Now, Reardon is trying to kick the Lattis out for nonpayment of rent.
On April 1, a notice with big, bold letters reading “MAINE NOTICE TO QUIT – NONPAYMENT OF RENT” appeared at the Lattis’ apartment. But the document doesn’t have any dates on it. The emergency rental assistance program also prohibits landlords from evicting tenants for nonpayment during the months their rent is covered.
While Reardon tries to kick them out, the Lattis said they are already looking for a new place to live.
Howland Code Enforcement Officer Nelson Cramer said he has had little involvement with the property where the Lattis live and could not say whether the building was up to code. He said the property falls squarely in the jurisdiction of the state fire marshal’s office.
However, Greg Day, inspection supervisor for the northern division of the fire marshal’s office, said it’s up to Howland officials to enforce local code.
Not the owner
Reardon has presided over properties he doesn’t own in at least three Maine counties at more than a dozen sites, according to a BDN review of his business locations obtained from business filings, code enforcement records, lawsuits and Reardon’s 2021 bankruptcy filing.
Al Tempesta, the code enforcement officer in Dexter and Newport, has dealt with Reardon in both towns and hasn’t found him listed as the owner on any property where he’s set up shop. Instead, the businessman has contracts with property owners that make it difficult for them to kick Reardon out, Tempesta said.
“He enters into lease-to-purchase agreements that tie the properties up for 20 years,” he said. “The owner can’t do anything with the property. Only Nathan can.”

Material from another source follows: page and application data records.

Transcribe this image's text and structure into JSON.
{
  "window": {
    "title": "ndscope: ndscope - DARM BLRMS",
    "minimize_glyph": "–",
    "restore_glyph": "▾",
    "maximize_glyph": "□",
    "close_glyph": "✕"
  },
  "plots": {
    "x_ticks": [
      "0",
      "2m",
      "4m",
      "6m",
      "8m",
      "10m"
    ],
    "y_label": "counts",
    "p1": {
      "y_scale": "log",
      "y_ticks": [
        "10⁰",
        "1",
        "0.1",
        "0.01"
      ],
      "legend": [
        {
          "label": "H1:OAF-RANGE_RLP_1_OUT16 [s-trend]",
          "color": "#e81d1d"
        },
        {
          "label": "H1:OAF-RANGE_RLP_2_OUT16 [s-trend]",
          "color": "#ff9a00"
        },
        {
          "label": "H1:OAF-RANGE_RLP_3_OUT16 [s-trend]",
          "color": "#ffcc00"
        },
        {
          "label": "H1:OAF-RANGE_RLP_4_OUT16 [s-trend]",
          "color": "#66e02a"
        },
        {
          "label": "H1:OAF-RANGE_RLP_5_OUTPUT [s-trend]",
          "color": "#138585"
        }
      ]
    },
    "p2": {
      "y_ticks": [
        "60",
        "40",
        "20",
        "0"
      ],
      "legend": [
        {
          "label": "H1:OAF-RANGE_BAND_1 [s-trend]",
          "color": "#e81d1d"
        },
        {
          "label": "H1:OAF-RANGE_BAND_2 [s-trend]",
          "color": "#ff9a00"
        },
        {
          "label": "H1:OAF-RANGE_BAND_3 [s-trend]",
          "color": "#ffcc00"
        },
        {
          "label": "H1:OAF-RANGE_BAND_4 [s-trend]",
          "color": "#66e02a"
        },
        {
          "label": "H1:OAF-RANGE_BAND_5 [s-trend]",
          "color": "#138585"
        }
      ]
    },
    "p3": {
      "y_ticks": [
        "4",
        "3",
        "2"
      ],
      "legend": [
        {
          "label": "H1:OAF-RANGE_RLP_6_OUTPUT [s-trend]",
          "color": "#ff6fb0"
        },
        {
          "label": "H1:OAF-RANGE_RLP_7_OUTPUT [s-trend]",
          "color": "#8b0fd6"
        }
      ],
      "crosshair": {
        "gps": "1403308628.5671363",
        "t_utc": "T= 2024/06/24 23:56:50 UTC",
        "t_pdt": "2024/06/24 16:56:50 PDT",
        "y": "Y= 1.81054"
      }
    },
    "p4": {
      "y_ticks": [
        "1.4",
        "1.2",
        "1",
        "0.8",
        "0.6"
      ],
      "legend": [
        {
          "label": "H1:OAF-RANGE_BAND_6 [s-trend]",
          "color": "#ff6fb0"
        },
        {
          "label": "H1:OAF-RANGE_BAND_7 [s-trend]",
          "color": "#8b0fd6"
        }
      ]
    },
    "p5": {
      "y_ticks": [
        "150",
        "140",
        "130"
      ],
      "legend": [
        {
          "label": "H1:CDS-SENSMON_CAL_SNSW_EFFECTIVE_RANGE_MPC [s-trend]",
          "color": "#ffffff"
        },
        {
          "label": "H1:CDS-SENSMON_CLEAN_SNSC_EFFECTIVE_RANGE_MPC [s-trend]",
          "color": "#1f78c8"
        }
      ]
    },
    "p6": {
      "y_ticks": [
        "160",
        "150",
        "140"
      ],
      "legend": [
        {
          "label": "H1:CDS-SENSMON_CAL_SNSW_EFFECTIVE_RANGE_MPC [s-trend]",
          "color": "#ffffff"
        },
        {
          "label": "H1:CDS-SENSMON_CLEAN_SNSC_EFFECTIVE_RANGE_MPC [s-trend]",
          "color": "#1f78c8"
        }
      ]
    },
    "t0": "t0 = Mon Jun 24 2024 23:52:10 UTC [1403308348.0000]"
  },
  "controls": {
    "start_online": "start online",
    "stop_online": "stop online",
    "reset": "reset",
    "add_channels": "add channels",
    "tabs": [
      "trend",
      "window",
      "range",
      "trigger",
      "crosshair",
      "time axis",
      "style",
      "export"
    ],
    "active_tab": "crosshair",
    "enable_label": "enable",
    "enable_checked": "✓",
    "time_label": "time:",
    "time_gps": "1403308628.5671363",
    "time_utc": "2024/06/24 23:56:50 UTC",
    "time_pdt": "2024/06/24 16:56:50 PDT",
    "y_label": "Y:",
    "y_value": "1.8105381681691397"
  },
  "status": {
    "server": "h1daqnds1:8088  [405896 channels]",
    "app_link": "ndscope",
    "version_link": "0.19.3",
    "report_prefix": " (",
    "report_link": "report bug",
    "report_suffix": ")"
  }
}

Under the agreements he has seen, Tempesta said it could take at least a year for a property owner to take action against Reardon for nonpayment. But Reardon can then respond with a lawsuit that further ties up the process in court, he said.
“It keeps going further, further and further,” Tempesta said.
The BDN tried to reach the listed owners of properties Reardon has occupied. They either didn’t respond to requests for comment or couldn’t be located.
In Dexter, Tempesta condemned the former Dexter Shoe factory earlier this year after a prior owner removed the sprinkler system. Now, Reardon is leasing a portion of that building and continues to bring employees in although Tempesta has deemed the building unsafe, meaning no one should be there unless they’re doing work needed to bring it up to code.
Tempesta has also found that Reardon is violating local land use rules by using the former factory’s parking lot as a junkyard because of the number of vehicles parked there. The space isn’t permitted to operate as a junkyard.
The situation is more complicated when it comes to the duplex in town that Reardon rents out to tenants who are receiving Maine State Housing Authority rental assistance, Tempesta said. The code enforcement officer has found a number of code violations. If Reardon doesn’t address them, the town will have to condemn that property, too, Tempesta said.
“There’s four people living in it. If I kick those four people out, where are they going to go?” he said.